Hotels get personal
Hotel guests are increasingly seeking a more personalised service, according to a 2014 hotel and travel trends report by InterContinental Hotels Group (IHG). The report, which is based on a survey of 7000 business and leisure travellers, suggests that hotels need to be “global, local and personal in order to appeal to the evolving expectations of travellers in the 21st century”.
While hotel chains have long focused on developing a sound level of global consistency to retain customer loyalty, and in recent years have customised their properties to add local flavour, IHG’s report suggests that this is no longer enough. Personalistion however, has to be relevant to the individual and the rapid rise of technology-enabled personalisation means that hotels can offer a more personalised service to their guests.
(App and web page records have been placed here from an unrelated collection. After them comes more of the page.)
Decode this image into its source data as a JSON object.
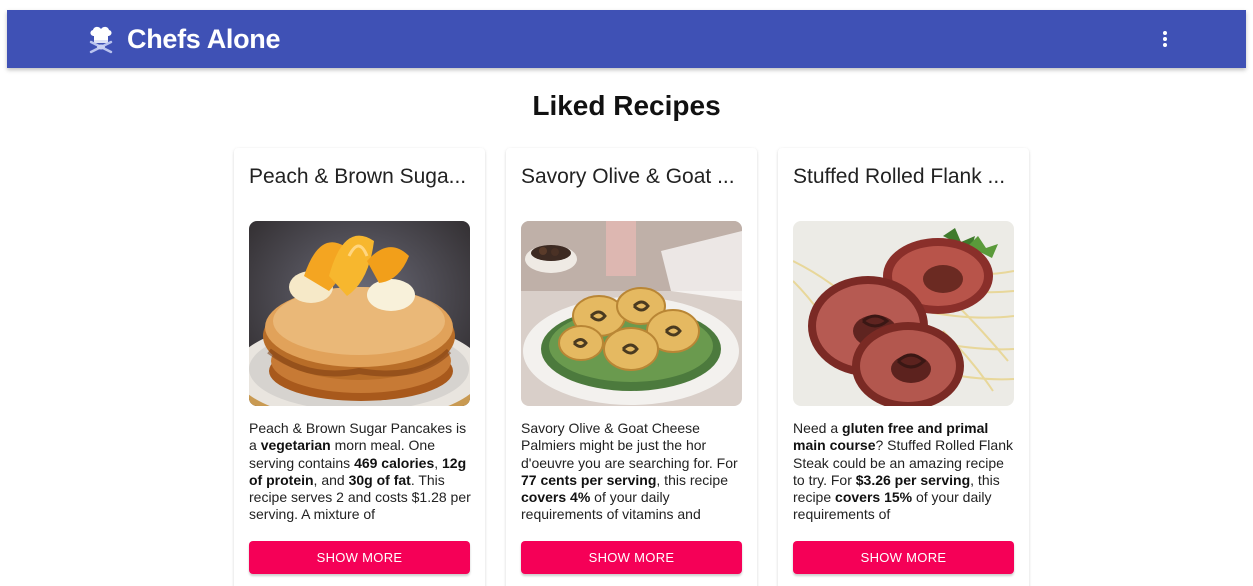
{
  "app": {
    "title": "Chefs Alone",
    "logo_icon": "chef-hat-icon",
    "menu_icon": "more-vert-icon",
    "colors": {
      "appbar": "#3f51b5",
      "button": "#f50057"
    }
  },
  "main": {
    "heading": "Liked Recipes"
  },
  "recipes": [
    {
      "title": "Peach & Brown Suga...",
      "image_alt": "pancakes-with-peaches",
      "summary": [
        {
          "t": "Peach & Brown Sugar Pancakes is a ",
          "b": false
        },
        {
          "t": "vegetarian",
          "b": true
        },
        {
          "t": " morn meal. One serving contains ",
          "b": false
        },
        {
          "t": "469 calories",
          "b": true
        },
        {
          "t": ", ",
          "b": false
        },
        {
          "t": "12g of protein",
          "b": true
        },
        {
          "t": ", and ",
          "b": false
        },
        {
          "t": "30g of fat",
          "b": true
        },
        {
          "t": ". This recipe serves 2 and costs $1.28 per serving. A mixture of",
          "b": false
        }
      ],
      "button_label": "SHOW MORE"
    },
    {
      "title": "Savory Olive & Goat ...",
      "image_alt": "olive-goat-cheese-palmiers",
      "summary": [
        {
          "t": "Savory Olive & Goat Cheese Palmiers might be just the hor d'oeuvre you are searching for. For ",
          "b": false
        },
        {
          "t": "77 cents per serving",
          "b": true
        },
        {
          "t": ", this recipe ",
          "b": false
        },
        {
          "t": "covers 4%",
          "b": true
        },
        {
          "t": " of your daily requirements of vitamins and",
          "b": false
        }
      ],
      "button_label": "SHOW MORE"
    },
    {
      "title": "Stuffed Rolled Flank ...",
      "image_alt": "stuffed-rolled-flank-steak",
      "summary": [
        {
          "t": "Need a ",
          "b": false
        },
        {
          "t": "gluten free and primal main course",
          "b": true
        },
        {
          "t": "? Stuffed Rolled Flank Steak could be an amazing recipe to try. For ",
          "b": false
        },
        {
          "t": "$3.26 per serving",
          "b": true
        },
        {
          "t": ", this recipe ",
          "b": false
        },
        {
          "t": "covers 15%",
          "b": true
        },
        {
          "t": " of your daily requirements of",
          "b": false
        }
      ],
      "button_label": "SHOW MORE"
    }
  ]
}
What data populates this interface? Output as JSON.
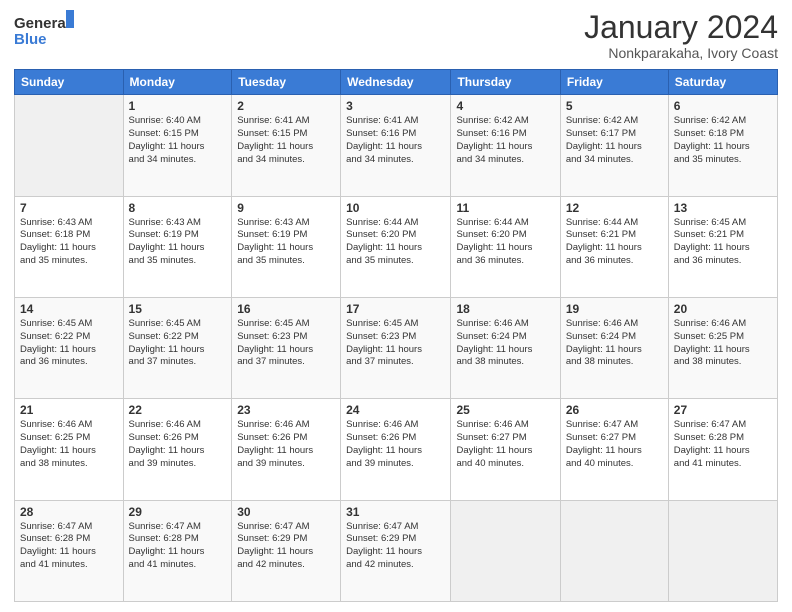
{
  "header": {
    "logo_line1": "General",
    "logo_line2": "Blue",
    "month_title": "January 2024",
    "subtitle": "Nonkparakaha, Ivory Coast"
  },
  "weekdays": [
    "Sunday",
    "Monday",
    "Tuesday",
    "Wednesday",
    "Thursday",
    "Friday",
    "Saturday"
  ],
  "weeks": [
    [
      {
        "day": "",
        "info": ""
      },
      {
        "day": "1",
        "info": "Sunrise: 6:40 AM\nSunset: 6:15 PM\nDaylight: 11 hours\nand 34 minutes."
      },
      {
        "day": "2",
        "info": "Sunrise: 6:41 AM\nSunset: 6:15 PM\nDaylight: 11 hours\nand 34 minutes."
      },
      {
        "day": "3",
        "info": "Sunrise: 6:41 AM\nSunset: 6:16 PM\nDaylight: 11 hours\nand 34 minutes."
      },
      {
        "day": "4",
        "info": "Sunrise: 6:42 AM\nSunset: 6:16 PM\nDaylight: 11 hours\nand 34 minutes."
      },
      {
        "day": "5",
        "info": "Sunrise: 6:42 AM\nSunset: 6:17 PM\nDaylight: 11 hours\nand 34 minutes."
      },
      {
        "day": "6",
        "info": "Sunrise: 6:42 AM\nSunset: 6:18 PM\nDaylight: 11 hours\nand 35 minutes."
      }
    ],
    [
      {
        "day": "7",
        "info": "Sunrise: 6:43 AM\nSunset: 6:18 PM\nDaylight: 11 hours\nand 35 minutes."
      },
      {
        "day": "8",
        "info": "Sunrise: 6:43 AM\nSunset: 6:19 PM\nDaylight: 11 hours\nand 35 minutes."
      },
      {
        "day": "9",
        "info": "Sunrise: 6:43 AM\nSunset: 6:19 PM\nDaylight: 11 hours\nand 35 minutes."
      },
      {
        "day": "10",
        "info": "Sunrise: 6:44 AM\nSunset: 6:20 PM\nDaylight: 11 hours\nand 35 minutes."
      },
      {
        "day": "11",
        "info": "Sunrise: 6:44 AM\nSunset: 6:20 PM\nDaylight: 11 hours\nand 36 minutes."
      },
      {
        "day": "12",
        "info": "Sunrise: 6:44 AM\nSunset: 6:21 PM\nDaylight: 11 hours\nand 36 minutes."
      },
      {
        "day": "13",
        "info": "Sunrise: 6:45 AM\nSunset: 6:21 PM\nDaylight: 11 hours\nand 36 minutes."
      }
    ],
    [
      {
        "day": "14",
        "info": "Sunrise: 6:45 AM\nSunset: 6:22 PM\nDaylight: 11 hours\nand 36 minutes."
      },
      {
        "day": "15",
        "info": "Sunrise: 6:45 AM\nSunset: 6:22 PM\nDaylight: 11 hours\nand 37 minutes."
      },
      {
        "day": "16",
        "info": "Sunrise: 6:45 AM\nSunset: 6:23 PM\nDaylight: 11 hours\nand 37 minutes."
      },
      {
        "day": "17",
        "info": "Sunrise: 6:45 AM\nSunset: 6:23 PM\nDaylight: 11 hours\nand 37 minutes."
      },
      {
        "day": "18",
        "info": "Sunrise: 6:46 AM\nSunset: 6:24 PM\nDaylight: 11 hours\nand 38 minutes."
      },
      {
        "day": "19",
        "info": "Sunrise: 6:46 AM\nSunset: 6:24 PM\nDaylight: 11 hours\nand 38 minutes."
      },
      {
        "day": "20",
        "info": "Sunrise: 6:46 AM\nSunset: 6:25 PM\nDaylight: 11 hours\nand 38 minutes."
      }
    ],
    [
      {
        "day": "21",
        "info": "Sunrise: 6:46 AM\nSunset: 6:25 PM\nDaylight: 11 hours\nand 38 minutes."
      },
      {
        "day": "22",
        "info": "Sunrise: 6:46 AM\nSunset: 6:26 PM\nDaylight: 11 hours\nand 39 minutes."
      },
      {
        "day": "23",
        "info": "Sunrise: 6:46 AM\nSunset: 6:26 PM\nDaylight: 11 hours\nand 39 minutes."
      },
      {
        "day": "24",
        "info": "Sunrise: 6:46 AM\nSunset: 6:26 PM\nDaylight: 11 hours\nand 39 minutes."
      },
      {
        "day": "25",
        "info": "Sunrise: 6:46 AM\nSunset: 6:27 PM\nDaylight: 11 hours\nand 40 minutes."
      },
      {
        "day": "26",
        "info": "Sunrise: 6:47 AM\nSunset: 6:27 PM\nDaylight: 11 hours\nand 40 minutes."
      },
      {
        "day": "27",
        "info": "Sunrise: 6:47 AM\nSunset: 6:28 PM\nDaylight: 11 hours\nand 41 minutes."
      }
    ],
    [
      {
        "day": "28",
        "info": "Sunrise: 6:47 AM\nSunset: 6:28 PM\nDaylight: 11 hours\nand 41 minutes."
      },
      {
        "day": "29",
        "info": "Sunrise: 6:47 AM\nSunset: 6:28 PM\nDaylight: 11 hours\nand 41 minutes."
      },
      {
        "day": "30",
        "info": "Sunrise: 6:47 AM\nSunset: 6:29 PM\nDaylight: 11 hours\nand 42 minutes."
      },
      {
        "day": "31",
        "info": "Sunrise: 6:47 AM\nSunset: 6:29 PM\nDaylight: 11 hours\nand 42 minutes."
      },
      {
        "day": "",
        "info": ""
      },
      {
        "day": "",
        "info": ""
      },
      {
        "day": "",
        "info": ""
      }
    ]
  ]
}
Hotels may collect information on your preferences by taking note of what you like to eat and drink while you are with them. If for example, you usually order a bottle of sparkling water for your room not long after you arrive, you may find it waiting for you in your room next time you stay with them. If you often request early check-in, or late check-out, they could offer you this flexibility ahead of time. These are just some of the ways hotels can personalise your experience with them.
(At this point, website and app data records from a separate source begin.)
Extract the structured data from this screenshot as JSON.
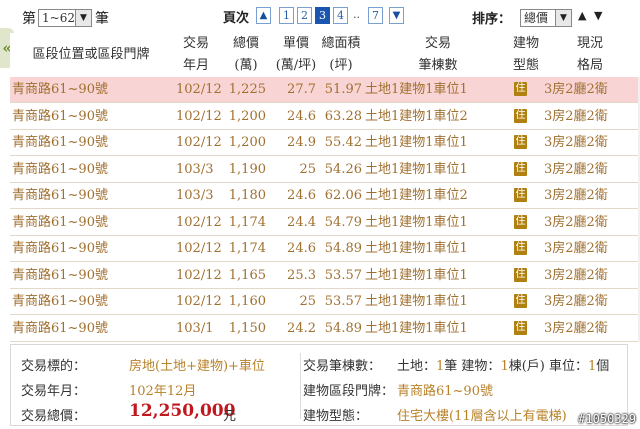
{
  "topbar": {
    "prefix": "第",
    "range_value": "1~62",
    "suffix": "筆",
    "page_label": "頁次",
    "pages": [
      "1",
      "2",
      "3",
      "4"
    ],
    "current_page": "3",
    "ellipsis": "..",
    "last_page": "7",
    "sort_label": "排序：",
    "sort_value": "總價"
  },
  "table": {
    "headers": {
      "location": "區段位置或區段門牌",
      "date_1": "交易",
      "date_2": "年月",
      "total_1": "總價",
      "total_2": "(萬)",
      "unit_1": "單價",
      "unit_2": "(萬/坪)",
      "area_1": "總面積",
      "area_2": "(坪)",
      "trans_1": "交易",
      "trans_2": "筆棟數",
      "btype_1": "建物",
      "btype_2": "型態",
      "layout_1": "現況",
      "layout_2": "格局"
    },
    "badge_text": "住",
    "rows": [
      {
        "loc": "青商路61~90號",
        "date": "102/12",
        "total": "1,225",
        "unit": "27.7",
        "area": "51.97",
        "trans": "土地1建物1車位1",
        "layout": "3房2廳2衛"
      },
      {
        "loc": "青商路61~90號",
        "date": "102/12",
        "total": "1,200",
        "unit": "24.6",
        "area": "63.28",
        "trans": "土地1建物1車位2",
        "layout": "3房2廳2衛"
      },
      {
        "loc": "青商路61~90號",
        "date": "102/12",
        "total": "1,200",
        "unit": "24.9",
        "area": "55.42",
        "trans": "土地1建物1車位1",
        "layout": "3房2廳2衛"
      },
      {
        "loc": "青商路61~90號",
        "date": "103/3",
        "total": "1,190",
        "unit": "25",
        "area": "54.26",
        "trans": "土地1建物1車位1",
        "layout": "3房2廳2衛"
      },
      {
        "loc": "青商路61~90號",
        "date": "103/3",
        "total": "1,180",
        "unit": "24.6",
        "area": "62.06",
        "trans": "土地1建物1車位2",
        "layout": "3房2廳2衛"
      },
      {
        "loc": "青商路61~90號",
        "date": "102/12",
        "total": "1,174",
        "unit": "24.4",
        "area": "54.79",
        "trans": "土地1建物1車位1",
        "layout": "3房2廳2衛"
      },
      {
        "loc": "青商路61~90號",
        "date": "102/12",
        "total": "1,174",
        "unit": "24.6",
        "area": "54.89",
        "trans": "土地1建物1車位1",
        "layout": "3房2廳2衛"
      },
      {
        "loc": "青商路61~90號",
        "date": "102/12",
        "total": "1,165",
        "unit": "25.3",
        "area": "53.57",
        "trans": "土地1建物1車位1",
        "layout": "3房2廳2衛"
      },
      {
        "loc": "青商路61~90號",
        "date": "102/12",
        "total": "1,160",
        "unit": "25",
        "area": "53.57",
        "trans": "土地1建物1車位1",
        "layout": "3房2廳2衛"
      },
      {
        "loc": "青商路61~90號",
        "date": "103/1",
        "total": "1,150",
        "unit": "24.2",
        "area": "54.89",
        "trans": "土地1建物1車位1",
        "layout": "3房2廳2衛"
      }
    ]
  },
  "detail": {
    "target_label": "交易標的：",
    "target_value": "房地(土地+建物)+車位",
    "date_label": "交易年月：",
    "date_value": "102年12月",
    "total_label": "交易總價：",
    "total_value": "12,250,000",
    "total_unit": "元",
    "count_label": "交易筆棟數：",
    "count_land": "土地：",
    "count_land_n": "1",
    "count_land_u": "筆 建物：",
    "count_bldg_n": "1",
    "count_bldg_u": "棟(戶) 車位：",
    "count_park_n": "1",
    "count_park_u": "個",
    "addr_label": "建物區段門牌：",
    "addr_value": "青商路61~90號",
    "btype_label": "建物型態：",
    "btype_value": "住宅大樓(11層含以上有電梯)"
  },
  "watermark": "#1050329",
  "colors": {
    "highlight_row": "#f9d4d4",
    "cell_text": "#a07030",
    "price_red": "#c0181e",
    "page_active": "#1a56b0"
  }
}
For business travellers who want to be as productive as possible while they are travelling, it is a good idea to make your personal preferences known before arrival. This gives the hotel the opportunity to tailor your service to your needs. It could be that you prefer a room away from the elevators, on a higher away from street noise etc. By giving the hotel these details, you are more likely to end up with a room that meets your needs and expectations. Your FCm travel manager can keep your preferences on file and ensure any hotel booking made through them, reflect your personal preferences for accommodation.
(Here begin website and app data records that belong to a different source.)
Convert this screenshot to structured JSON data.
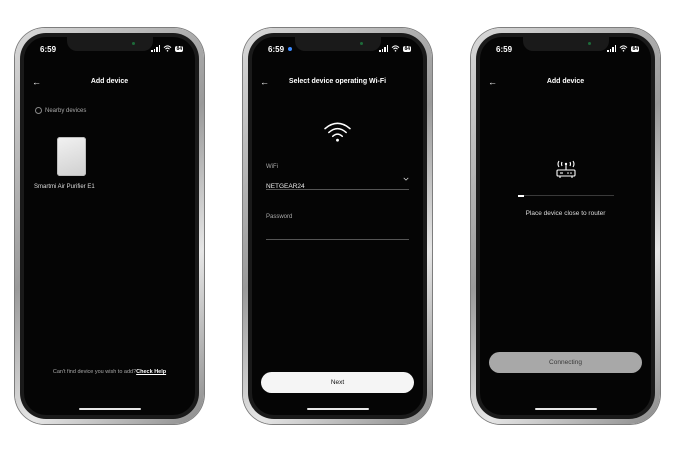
{
  "status": {
    "time": "6:59",
    "battery": "84"
  },
  "screen1": {
    "title": "Add device",
    "nearby_label": "Nearby devices",
    "device_name": "Smartmi Air Purifier E1",
    "footer_text": "Can't find device you wish to add?",
    "footer_link": "Check Help"
  },
  "screen2": {
    "title": "Select device operating Wi-Fi",
    "wifi_label": "WiFi",
    "wifi_value": "NETGEAR24",
    "password_label": "Password",
    "next_button": "Next"
  },
  "screen3": {
    "title": "Add device",
    "progress": 0.06,
    "message": "Place device close to router",
    "connecting_button": "Connecting"
  }
}
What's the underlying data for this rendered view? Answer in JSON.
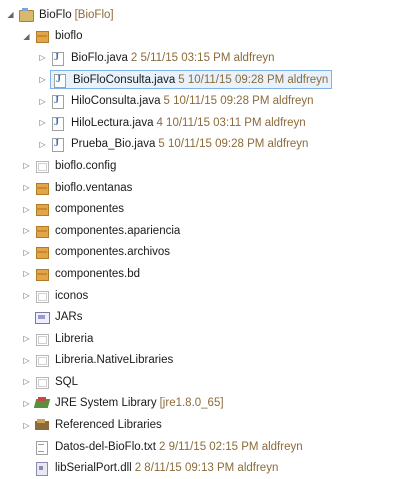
{
  "tree": {
    "rows": [
      {
        "level": 0,
        "twisty": "expanded",
        "icon": "project-icon",
        "label": "BioFlo",
        "decoration": "[BioFlo]",
        "meta": ""
      },
      {
        "level": 1,
        "twisty": "expanded",
        "icon": "package-icon",
        "label": "bioflo",
        "decoration": "",
        "meta": ""
      },
      {
        "level": 2,
        "twisty": "collapsed",
        "icon": "java-file-icon",
        "label": "BioFlo.java",
        "decoration": "",
        "meta": "2  5/11/15 03:15 PM  aldfreyn"
      },
      {
        "level": 2,
        "twisty": "collapsed",
        "icon": "java-file-icon",
        "label": "BioFloConsulta.java",
        "decoration": "",
        "meta": "5  10/11/15 09:28 PM  aldfreyn",
        "selected": true
      },
      {
        "level": 2,
        "twisty": "collapsed",
        "icon": "java-file-icon",
        "label": "HiloConsulta.java",
        "decoration": "",
        "meta": "5  10/11/15 09:28 PM  aldfreyn"
      },
      {
        "level": 2,
        "twisty": "collapsed",
        "icon": "java-file-icon",
        "label": "HiloLectura.java",
        "decoration": "",
        "meta": "4  10/11/15 03:11 PM  aldfreyn"
      },
      {
        "level": 2,
        "twisty": "collapsed",
        "icon": "java-file-icon",
        "label": "Prueba_Bio.java",
        "decoration": "",
        "meta": "5  10/11/15 09:28 PM  aldfreyn"
      },
      {
        "level": 1,
        "twisty": "collapsed",
        "icon": "package-empty-icon",
        "label": "bioflo.config",
        "decoration": "",
        "meta": ""
      },
      {
        "level": 1,
        "twisty": "collapsed",
        "icon": "package-icon",
        "label": "bioflo.ventanas",
        "decoration": "",
        "meta": ""
      },
      {
        "level": 1,
        "twisty": "collapsed",
        "icon": "package-icon",
        "label": "componentes",
        "decoration": "",
        "meta": ""
      },
      {
        "level": 1,
        "twisty": "collapsed",
        "icon": "package-icon",
        "label": "componentes.apariencia",
        "decoration": "",
        "meta": ""
      },
      {
        "level": 1,
        "twisty": "collapsed",
        "icon": "package-icon",
        "label": "componentes.archivos",
        "decoration": "",
        "meta": ""
      },
      {
        "level": 1,
        "twisty": "collapsed",
        "icon": "package-icon",
        "label": "componentes.bd",
        "decoration": "",
        "meta": ""
      },
      {
        "level": 1,
        "twisty": "collapsed",
        "icon": "package-empty-icon",
        "label": "iconos",
        "decoration": "",
        "meta": ""
      },
      {
        "level": 1,
        "twisty": "none",
        "icon": "jars-folder-icon",
        "label": "JARs",
        "decoration": "",
        "meta": ""
      },
      {
        "level": 1,
        "twisty": "collapsed",
        "icon": "package-empty-icon",
        "label": "Libreria",
        "decoration": "",
        "meta": ""
      },
      {
        "level": 1,
        "twisty": "collapsed",
        "icon": "package-empty-icon",
        "label": "Libreria.NativeLibraries",
        "decoration": "",
        "meta": ""
      },
      {
        "level": 1,
        "twisty": "collapsed",
        "icon": "package-empty-icon",
        "label": "SQL",
        "decoration": "",
        "meta": ""
      },
      {
        "level": 1,
        "twisty": "collapsed",
        "icon": "jre-library-icon",
        "label": "JRE System Library",
        "decoration": "[jre1.8.0_65]",
        "meta": ""
      },
      {
        "level": 1,
        "twisty": "collapsed",
        "icon": "referenced-libraries-icon",
        "label": "Referenced Libraries",
        "decoration": "",
        "meta": ""
      },
      {
        "level": 1,
        "twisty": "none",
        "icon": "text-file-icon",
        "label": "Datos-del-BioFlo.txt",
        "decoration": "",
        "meta": "2  9/11/15 02:15 PM  aldfreyn"
      },
      {
        "level": 1,
        "twisty": "none",
        "icon": "dll-file-icon",
        "label": "libSerialPort.dll",
        "decoration": "",
        "meta": "2  8/11/15 09:13 PM  aldfreyn"
      }
    ]
  },
  "colors": {
    "selection_border": "#7fb2e6",
    "selection_bg": "#e8f2fc",
    "decoration": "#8b6b3a"
  }
}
To read IHG’s full report, ‘Creating moments of trust – the key to building successful brand relationships in the Kinship economy’, download the report from this link: